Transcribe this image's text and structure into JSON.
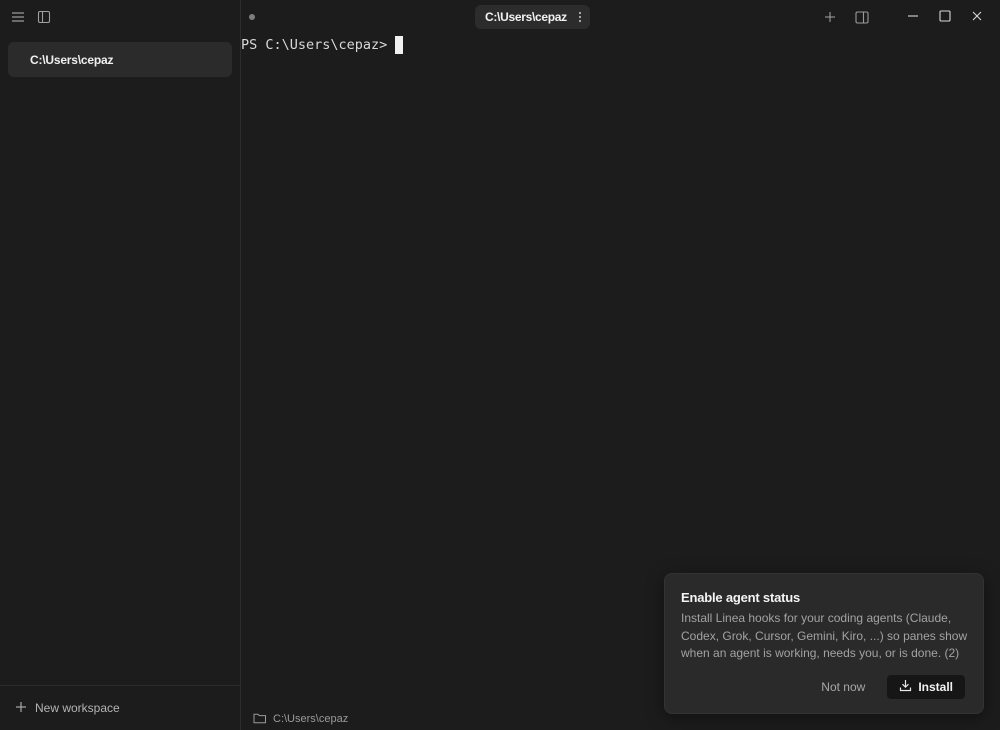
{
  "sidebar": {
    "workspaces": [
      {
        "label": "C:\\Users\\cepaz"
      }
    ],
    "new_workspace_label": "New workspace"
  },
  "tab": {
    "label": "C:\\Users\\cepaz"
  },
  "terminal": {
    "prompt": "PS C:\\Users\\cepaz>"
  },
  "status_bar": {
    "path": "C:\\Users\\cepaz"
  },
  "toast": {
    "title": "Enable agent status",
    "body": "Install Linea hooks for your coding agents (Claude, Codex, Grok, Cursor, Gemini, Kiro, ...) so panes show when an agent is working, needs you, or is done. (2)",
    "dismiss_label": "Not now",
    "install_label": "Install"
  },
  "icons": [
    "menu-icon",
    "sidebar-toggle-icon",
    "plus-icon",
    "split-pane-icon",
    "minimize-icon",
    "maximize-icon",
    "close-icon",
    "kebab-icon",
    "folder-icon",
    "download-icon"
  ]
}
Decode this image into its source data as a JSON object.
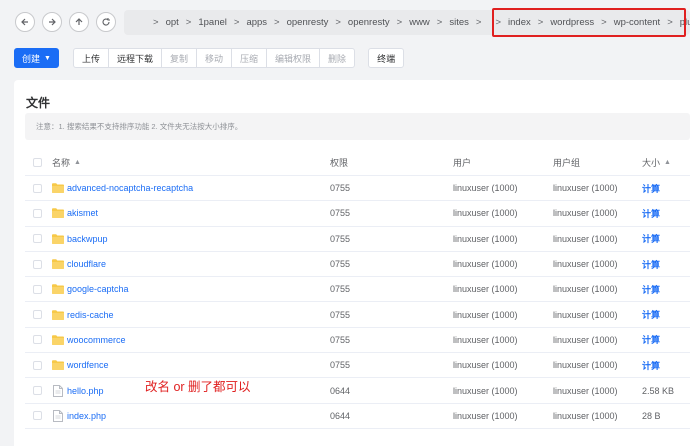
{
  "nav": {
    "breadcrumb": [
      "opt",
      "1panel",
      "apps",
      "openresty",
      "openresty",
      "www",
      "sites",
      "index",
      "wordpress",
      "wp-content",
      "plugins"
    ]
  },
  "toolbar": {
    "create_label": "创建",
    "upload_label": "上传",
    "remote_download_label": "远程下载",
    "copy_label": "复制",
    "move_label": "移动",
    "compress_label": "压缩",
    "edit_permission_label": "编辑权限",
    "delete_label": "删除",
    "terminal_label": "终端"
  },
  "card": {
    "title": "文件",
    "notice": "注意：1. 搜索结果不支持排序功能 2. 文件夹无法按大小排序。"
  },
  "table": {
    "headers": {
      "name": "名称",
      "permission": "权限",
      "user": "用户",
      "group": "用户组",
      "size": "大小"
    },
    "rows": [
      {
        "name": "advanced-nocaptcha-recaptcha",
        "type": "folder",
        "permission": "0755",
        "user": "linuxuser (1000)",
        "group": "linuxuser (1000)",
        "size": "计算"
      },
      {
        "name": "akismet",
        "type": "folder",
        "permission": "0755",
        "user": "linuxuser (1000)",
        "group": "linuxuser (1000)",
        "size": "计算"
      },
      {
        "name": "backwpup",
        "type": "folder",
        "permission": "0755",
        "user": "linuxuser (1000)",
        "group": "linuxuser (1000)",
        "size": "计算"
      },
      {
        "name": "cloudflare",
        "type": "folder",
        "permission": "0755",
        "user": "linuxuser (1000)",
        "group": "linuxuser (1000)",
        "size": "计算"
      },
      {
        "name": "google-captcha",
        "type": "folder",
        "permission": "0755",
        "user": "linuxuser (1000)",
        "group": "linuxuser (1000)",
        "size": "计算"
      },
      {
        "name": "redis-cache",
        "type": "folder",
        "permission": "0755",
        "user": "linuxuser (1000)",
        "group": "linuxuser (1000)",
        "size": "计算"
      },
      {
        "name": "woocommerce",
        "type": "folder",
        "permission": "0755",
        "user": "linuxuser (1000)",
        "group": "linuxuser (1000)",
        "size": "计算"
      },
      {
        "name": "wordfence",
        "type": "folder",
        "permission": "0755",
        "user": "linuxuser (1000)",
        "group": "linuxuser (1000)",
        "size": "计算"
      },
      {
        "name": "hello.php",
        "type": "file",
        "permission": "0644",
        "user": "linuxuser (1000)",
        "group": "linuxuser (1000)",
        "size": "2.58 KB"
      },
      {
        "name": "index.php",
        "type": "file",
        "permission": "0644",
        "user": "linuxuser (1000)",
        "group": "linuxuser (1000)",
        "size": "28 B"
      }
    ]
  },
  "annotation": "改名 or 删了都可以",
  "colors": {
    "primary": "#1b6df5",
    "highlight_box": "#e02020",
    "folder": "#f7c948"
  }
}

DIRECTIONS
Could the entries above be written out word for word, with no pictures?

RESPONSE AREA
Transcribe this image's text and structure into JSON.
{
  "sidebar": {
    "workspaces": [
      {
        "label": "C:\\Users\\cepaz"
      }
    ],
    "new_workspace_label": "New workspace"
  },
  "tab": {
    "label": "C:\\Users\\cepaz"
  },
  "terminal": {
    "prompt": "PS C:\\Users\\cepaz>"
  },
  "status_bar": {
    "path": "C:\\Users\\cepaz"
  },
  "toast": {
    "title": "Enable agent status",
    "body": "Install Linea hooks for your coding agents (Claude, Codex, Grok, Cursor, Gemini, Kiro, ...) so panes show when an agent is working, needs you, or is done. (2)",
    "dismiss_label": "Not now",
    "install_label": "Install"
  },
  "icons": [
    "menu-icon",
    "sidebar-toggle-icon",
    "plus-icon",
    "split-pane-icon",
    "minimize-icon",
    "maximize-icon",
    "close-icon",
    "kebab-icon",
    "folder-icon",
    "download-icon"
  ]
}
Decode this image into its source data as a JSON object.
{
  "nav": {
    "breadcrumb": [
      "opt",
      "1panel",
      "apps",
      "openresty",
      "openresty",
      "www",
      "sites",
      "index",
      "wordpress",
      "wp-content",
      "plugins"
    ]
  },
  "toolbar": {
    "create_label": "创建",
    "upload_label": "上传",
    "remote_download_label": "远程下载",
    "copy_label": "复制",
    "move_label": "移动",
    "compress_label": "压缩",
    "edit_permission_label": "编辑权限",
    "delete_label": "删除",
    "terminal_label": "终端"
  },
  "card": {
    "title": "文件",
    "notice": "注意：1. 搜索结果不支持排序功能 2. 文件夹无法按大小排序。"
  },
  "table": {
    "headers": {
      "name": "名称",
      "permission": "权限",
      "user": "用户",
      "group": "用户组",
      "size": "大小"
    },
    "rows": [
      {
        "name": "advanced-nocaptcha-recaptcha",
        "type": "folder",
        "permission": "0755",
        "user": "linuxuser (1000)",
        "group": "linuxuser (1000)",
        "size": "计算"
      },
      {
        "name": "akismet",
        "type": "folder",
        "permission": "0755",
        "user": "linuxuser (1000)",
        "group": "linuxuser (1000)",
        "size": "计算"
      },
      {
        "name": "backwpup",
        "type": "folder",
        "permission": "0755",
        "user": "linuxuser (1000)",
        "group": "linuxuser (1000)",
        "size": "计算"
      },
      {
        "name": "cloudflare",
        "type": "folder",
        "permission": "0755",
        "user": "linuxuser (1000)",
        "group": "linuxuser (1000)",
        "size": "计算"
      },
      {
        "name": "google-captcha",
        "type": "folder",
        "permission": "0755",
        "user": "linuxuser (1000)",
        "group": "linuxuser (1000)",
        "size": "计算"
      },
      {
        "name": "redis-cache",
        "type": "folder",
        "permission": "0755",
        "user": "linuxuser (1000)",
        "group": "linuxuser (1000)",
        "size": "计算"
      },
      {
        "name": "woocommerce",
        "type": "folder",
        "permission": "0755",
        "user": "linuxuser (1000)",
        "group": "linuxuser (1000)",
        "size": "计算"
      },
      {
        "name": "wordfence",
        "type": "folder",
        "permission": "0755",
        "user": "linuxuser (1000)",
        "group": "linuxuser (1000)",
        "size": "计算"
      },
      {
        "name": "hello.php",
        "type": "file",
        "permission": "0644",
        "user": "linuxuser (1000)",
        "group": "linuxuser (1000)",
        "size": "2.58 KB"
      },
      {
        "name": "index.php",
        "type": "file",
        "permission": "0644",
        "user": "linuxuser (1000)",
        "group": "linuxuser (1000)",
        "size": "28 B"
      }
    ]
  },
  "annotation": "改名 or 删了都可以",
  "colors": {
    "primary": "#1b6df5",
    "highlight_box": "#e02020",
    "folder": "#f7c948"
  }
}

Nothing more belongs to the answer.